* _Dataset excerpts_:
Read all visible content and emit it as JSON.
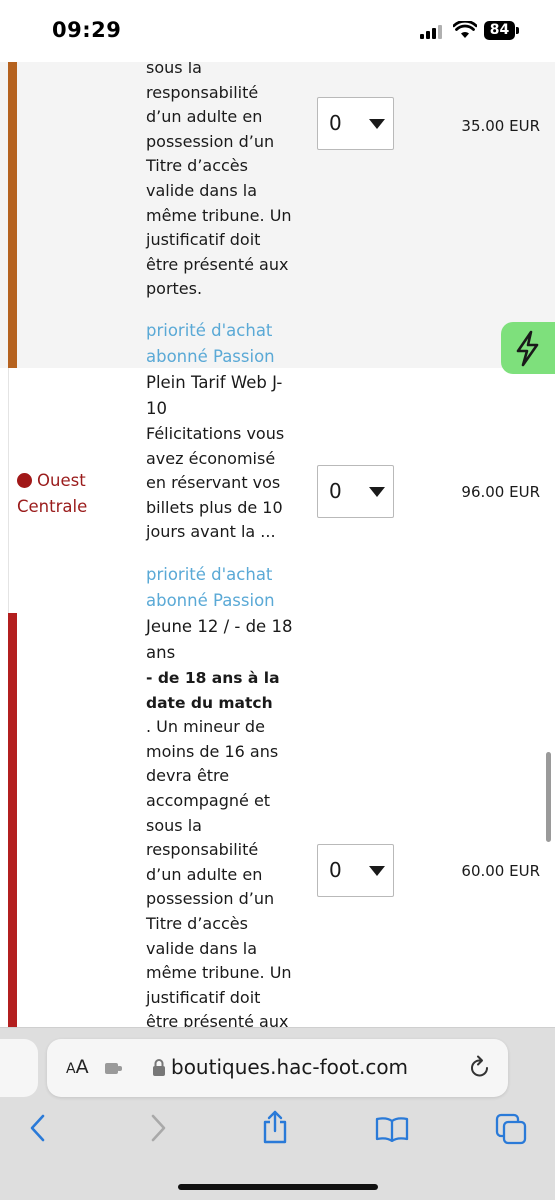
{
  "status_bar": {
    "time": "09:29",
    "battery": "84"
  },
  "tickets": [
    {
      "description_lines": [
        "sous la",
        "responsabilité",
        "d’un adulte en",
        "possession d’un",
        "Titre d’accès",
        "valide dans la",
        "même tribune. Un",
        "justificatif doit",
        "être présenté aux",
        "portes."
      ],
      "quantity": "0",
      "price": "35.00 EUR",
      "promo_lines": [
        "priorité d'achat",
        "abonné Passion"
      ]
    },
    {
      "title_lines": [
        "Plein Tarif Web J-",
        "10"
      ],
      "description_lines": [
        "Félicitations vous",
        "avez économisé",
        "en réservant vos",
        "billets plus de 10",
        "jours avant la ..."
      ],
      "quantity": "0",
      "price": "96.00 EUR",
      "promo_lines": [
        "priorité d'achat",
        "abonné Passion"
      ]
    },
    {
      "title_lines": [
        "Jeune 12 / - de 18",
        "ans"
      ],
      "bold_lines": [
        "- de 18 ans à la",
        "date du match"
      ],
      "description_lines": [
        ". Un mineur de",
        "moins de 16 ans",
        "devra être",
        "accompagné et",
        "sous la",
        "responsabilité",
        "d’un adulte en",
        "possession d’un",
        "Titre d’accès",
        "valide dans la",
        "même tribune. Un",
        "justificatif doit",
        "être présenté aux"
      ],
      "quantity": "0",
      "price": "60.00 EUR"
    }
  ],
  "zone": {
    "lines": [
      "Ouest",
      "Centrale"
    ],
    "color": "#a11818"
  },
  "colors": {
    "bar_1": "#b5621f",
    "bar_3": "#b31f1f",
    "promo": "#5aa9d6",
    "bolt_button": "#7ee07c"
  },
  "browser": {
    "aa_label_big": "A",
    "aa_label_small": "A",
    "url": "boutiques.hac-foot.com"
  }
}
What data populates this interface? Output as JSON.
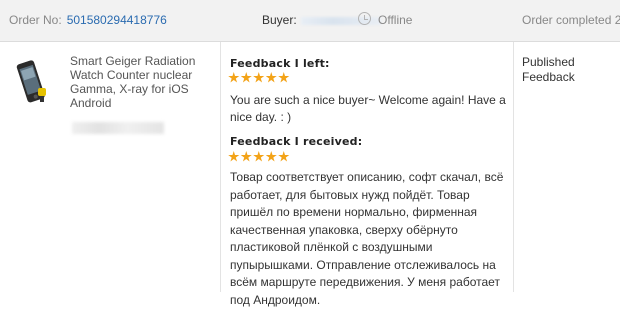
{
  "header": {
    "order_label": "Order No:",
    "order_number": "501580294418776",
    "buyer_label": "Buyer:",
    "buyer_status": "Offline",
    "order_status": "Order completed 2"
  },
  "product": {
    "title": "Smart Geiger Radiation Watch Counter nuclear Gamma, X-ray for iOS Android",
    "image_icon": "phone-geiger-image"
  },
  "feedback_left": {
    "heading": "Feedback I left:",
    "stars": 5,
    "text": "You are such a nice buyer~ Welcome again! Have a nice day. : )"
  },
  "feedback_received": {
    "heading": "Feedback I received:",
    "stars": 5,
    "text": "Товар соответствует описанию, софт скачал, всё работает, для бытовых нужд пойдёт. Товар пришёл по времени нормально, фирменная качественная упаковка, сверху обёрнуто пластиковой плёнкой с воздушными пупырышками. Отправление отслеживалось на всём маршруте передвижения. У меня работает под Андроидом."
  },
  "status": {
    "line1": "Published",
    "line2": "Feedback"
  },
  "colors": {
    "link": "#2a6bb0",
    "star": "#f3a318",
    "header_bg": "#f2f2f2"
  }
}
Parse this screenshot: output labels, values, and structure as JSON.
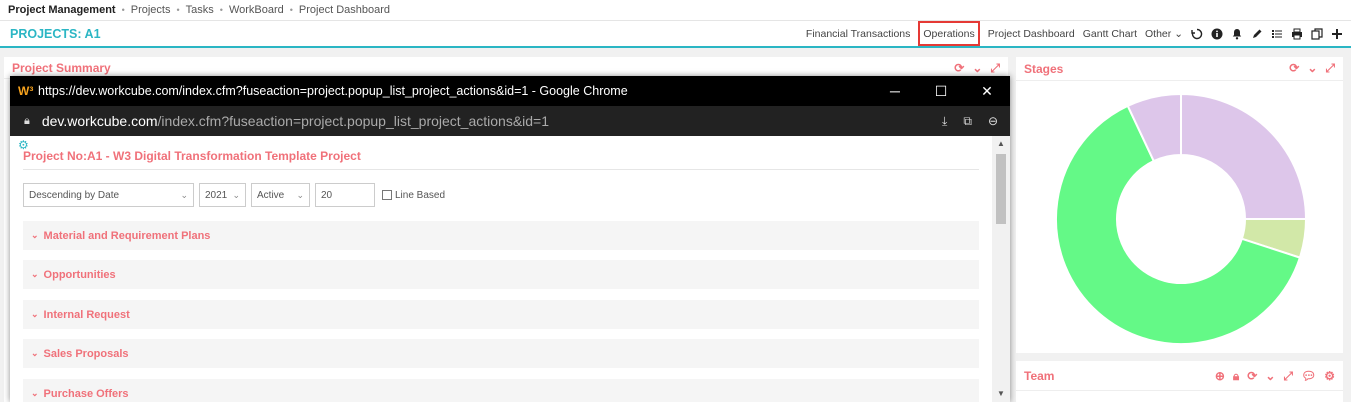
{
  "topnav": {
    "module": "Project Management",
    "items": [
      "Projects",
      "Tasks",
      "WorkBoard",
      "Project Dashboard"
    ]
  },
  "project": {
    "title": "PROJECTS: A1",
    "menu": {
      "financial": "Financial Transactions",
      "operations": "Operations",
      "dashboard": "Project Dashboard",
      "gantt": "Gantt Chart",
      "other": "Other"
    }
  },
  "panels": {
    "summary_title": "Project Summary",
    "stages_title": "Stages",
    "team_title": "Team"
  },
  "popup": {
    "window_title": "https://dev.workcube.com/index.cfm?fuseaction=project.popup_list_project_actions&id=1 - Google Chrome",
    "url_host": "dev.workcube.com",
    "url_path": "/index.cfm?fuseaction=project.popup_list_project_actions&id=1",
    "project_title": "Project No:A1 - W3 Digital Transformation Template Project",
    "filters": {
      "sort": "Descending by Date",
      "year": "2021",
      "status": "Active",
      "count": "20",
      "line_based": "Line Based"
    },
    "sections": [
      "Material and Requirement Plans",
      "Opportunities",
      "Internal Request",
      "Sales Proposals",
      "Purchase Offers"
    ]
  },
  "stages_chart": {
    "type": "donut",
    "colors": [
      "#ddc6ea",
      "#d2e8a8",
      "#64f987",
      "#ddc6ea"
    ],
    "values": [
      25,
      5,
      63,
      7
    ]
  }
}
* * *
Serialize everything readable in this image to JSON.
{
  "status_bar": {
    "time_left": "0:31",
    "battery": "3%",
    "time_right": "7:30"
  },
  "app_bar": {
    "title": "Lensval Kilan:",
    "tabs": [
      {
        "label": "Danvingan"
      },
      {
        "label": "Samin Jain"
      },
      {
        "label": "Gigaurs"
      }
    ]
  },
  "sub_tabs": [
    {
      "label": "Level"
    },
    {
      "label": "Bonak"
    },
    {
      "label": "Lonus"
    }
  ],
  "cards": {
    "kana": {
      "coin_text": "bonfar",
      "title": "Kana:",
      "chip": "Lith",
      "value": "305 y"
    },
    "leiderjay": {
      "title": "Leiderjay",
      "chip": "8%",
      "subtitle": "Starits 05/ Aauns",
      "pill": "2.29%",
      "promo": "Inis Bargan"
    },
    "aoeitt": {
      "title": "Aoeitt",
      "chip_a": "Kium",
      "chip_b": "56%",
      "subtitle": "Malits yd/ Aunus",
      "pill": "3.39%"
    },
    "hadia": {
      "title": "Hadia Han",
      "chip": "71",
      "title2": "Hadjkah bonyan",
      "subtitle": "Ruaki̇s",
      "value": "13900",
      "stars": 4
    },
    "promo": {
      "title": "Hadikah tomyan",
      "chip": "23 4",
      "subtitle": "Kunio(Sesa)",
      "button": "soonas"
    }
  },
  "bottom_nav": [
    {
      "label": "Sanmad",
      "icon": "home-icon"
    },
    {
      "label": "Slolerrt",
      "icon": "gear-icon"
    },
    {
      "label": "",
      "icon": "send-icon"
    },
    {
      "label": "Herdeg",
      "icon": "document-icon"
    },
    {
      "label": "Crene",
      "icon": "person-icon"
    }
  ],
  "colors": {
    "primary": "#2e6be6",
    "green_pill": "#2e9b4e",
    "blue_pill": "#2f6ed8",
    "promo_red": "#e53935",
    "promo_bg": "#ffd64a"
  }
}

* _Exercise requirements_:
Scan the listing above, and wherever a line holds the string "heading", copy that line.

* _Output_:
    "heading": "Feedback I left:",
    "heading": "Feedback I received:",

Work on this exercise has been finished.